Karl-Liebknecht-Straße is a major street in the central Mitte district of the German capital Berlin. It is named after Karl Liebknecht (1871–1919), one of the founders of the Communist Party of Germany. The street connects the Unter den Linden boulevard with the Prenzlauer Allee arterial road leading to the northern city limits. Although part of the street dates back to medieval times, most of the buildings at its side were built in the 1960s, when East Berlin's centre was redesigned as the capital of East Germany.
Voßstraße ; German pronunciation: [ˈfɔsˌʃtʁaːsə] is a street in central Berlin, the capital of Germany. It runs east-west from Ebertstraße to Wilhelmstraße in the borough of Mitte, one street north of Leipziger Straße and very close to Potsdamer Platz. It is best known for being the location of Hitler's new Reich Chancellery complex, and the bunker where he spent his last days.
Leipziger Straße is a major thoroughfare in the central Mitte district of Berlin, capital of Germany. It runs from Leipziger Platz, an octagonal square adjacent to Potsdamer Platz in the west, to Spittelmarkt in the east. Part of the Bundesstraße 1 highway, it is today one of the city's main east–west road links.
Marx-Engels-Forum is a public park in the central Mitte district of Berlin, the capital of Germany. It is named for Karl Marx and Friedrich Engels, authors of The Communist Manifesto of 1848 and regarded as two of the most influential people in the socialist movement. The park was created by the authorities of the former German Democratic Republic (GDR) in 1986.
The Kopenhagener Straße in Berlin's Prenzlauer Berg district runs parallel to the Ringbahn tracks between busy Schönhauser Allee in the East all the way to the Mauerpark in the West, where the Berlin Wall separated the Soviet from the French sector. The street was named on 30 April 1899 after the Danish capital Copenhagen.
Hermann Henselmann was a German architect most famous for his buildings constructed in East Germany during the 1950s and 1960s.
Mitte is a central locality (Ortsteil) of Berlin in the homonymous district (Bezirk) of Mitte. Until 2001 it was itself an autonomous district.
Berlin's history has left the city with an eclectic assortment of architecture. The city's appearance in the 21st century has been shaped by the key role the city played in Germany's 20th-century history. Each of the governments based in Berlin—the Kingdom of Prussia, the 1871 German Empire, the Weimar Republic, Nazi Germany, East Germany and the reunified Federal Republic of Germany—initiated ambitious construction programs, with each adding its distinct flavour to the city's architecture.
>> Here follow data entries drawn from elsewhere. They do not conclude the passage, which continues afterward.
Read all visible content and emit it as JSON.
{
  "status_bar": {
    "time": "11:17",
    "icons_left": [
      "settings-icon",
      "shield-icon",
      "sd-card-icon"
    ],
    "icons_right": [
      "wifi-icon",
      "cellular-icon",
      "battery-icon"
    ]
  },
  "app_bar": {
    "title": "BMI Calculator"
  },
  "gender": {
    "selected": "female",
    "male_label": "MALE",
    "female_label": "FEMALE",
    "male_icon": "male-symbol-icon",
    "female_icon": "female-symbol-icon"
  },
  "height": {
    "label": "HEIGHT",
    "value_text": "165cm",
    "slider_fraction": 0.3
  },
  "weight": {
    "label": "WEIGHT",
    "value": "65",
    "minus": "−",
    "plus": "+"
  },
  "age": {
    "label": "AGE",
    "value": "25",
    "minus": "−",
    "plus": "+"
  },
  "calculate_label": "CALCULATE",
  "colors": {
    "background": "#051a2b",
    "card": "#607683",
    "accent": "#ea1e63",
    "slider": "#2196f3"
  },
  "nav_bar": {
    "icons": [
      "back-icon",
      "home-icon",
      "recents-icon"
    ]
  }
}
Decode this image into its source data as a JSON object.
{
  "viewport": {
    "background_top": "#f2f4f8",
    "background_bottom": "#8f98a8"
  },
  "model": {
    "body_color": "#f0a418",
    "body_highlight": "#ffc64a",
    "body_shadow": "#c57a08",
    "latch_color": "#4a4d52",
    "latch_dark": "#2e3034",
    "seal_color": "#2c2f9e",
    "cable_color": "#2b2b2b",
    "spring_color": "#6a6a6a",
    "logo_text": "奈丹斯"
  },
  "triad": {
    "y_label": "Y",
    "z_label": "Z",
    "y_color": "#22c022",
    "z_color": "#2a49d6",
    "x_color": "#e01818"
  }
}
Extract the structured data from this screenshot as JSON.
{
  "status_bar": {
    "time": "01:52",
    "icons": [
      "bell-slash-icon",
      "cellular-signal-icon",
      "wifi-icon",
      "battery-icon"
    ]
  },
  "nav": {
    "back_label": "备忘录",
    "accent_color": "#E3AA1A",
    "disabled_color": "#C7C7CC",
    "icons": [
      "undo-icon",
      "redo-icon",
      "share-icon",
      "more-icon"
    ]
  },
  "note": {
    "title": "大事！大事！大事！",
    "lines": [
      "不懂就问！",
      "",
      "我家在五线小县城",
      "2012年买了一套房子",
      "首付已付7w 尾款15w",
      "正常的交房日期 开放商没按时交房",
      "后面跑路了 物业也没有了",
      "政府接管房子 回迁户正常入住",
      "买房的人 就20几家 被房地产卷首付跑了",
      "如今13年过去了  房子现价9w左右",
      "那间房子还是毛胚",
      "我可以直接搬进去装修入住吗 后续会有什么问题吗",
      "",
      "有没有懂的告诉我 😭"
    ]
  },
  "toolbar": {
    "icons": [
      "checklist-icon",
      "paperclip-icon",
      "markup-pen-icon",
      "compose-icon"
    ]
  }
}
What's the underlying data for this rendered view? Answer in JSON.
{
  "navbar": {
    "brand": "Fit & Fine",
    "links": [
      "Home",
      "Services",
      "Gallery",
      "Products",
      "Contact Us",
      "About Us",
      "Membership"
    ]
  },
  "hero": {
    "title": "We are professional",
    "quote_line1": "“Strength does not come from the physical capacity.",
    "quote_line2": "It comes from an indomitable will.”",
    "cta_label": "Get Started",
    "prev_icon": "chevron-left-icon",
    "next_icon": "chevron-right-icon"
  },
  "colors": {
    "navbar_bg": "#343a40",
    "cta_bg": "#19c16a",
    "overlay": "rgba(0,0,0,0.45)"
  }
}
The Berlin Stalin statue was a bronze portrayal of the Elected Soviet General Secretary Joseph Stalin. A Komsomol delegation had presented the sculpture to the East Berlin government on the occasion of the Third World Festival of Youth and Students in 1951. The monument was formally dedicated on 3 August 1951 after temporarily placement at a location on a newly designed and impressive boulevard, Stalinallee, being constructed at the time in what was then the Berlin district of Friedrichshain. Stalin monuments were generally removed from public view by the leadership of the Soviet Union and other associated countries, including East Germany, during the period of De-Stalinization. In Berlin the statue and all street signs designating Stalinallee were hastily removed one night in a clandestine operation and the street was renamed Karl-Marx-Allee and Frankfurter Allee. The bronze sculpture was smashed and the pieces were recycled.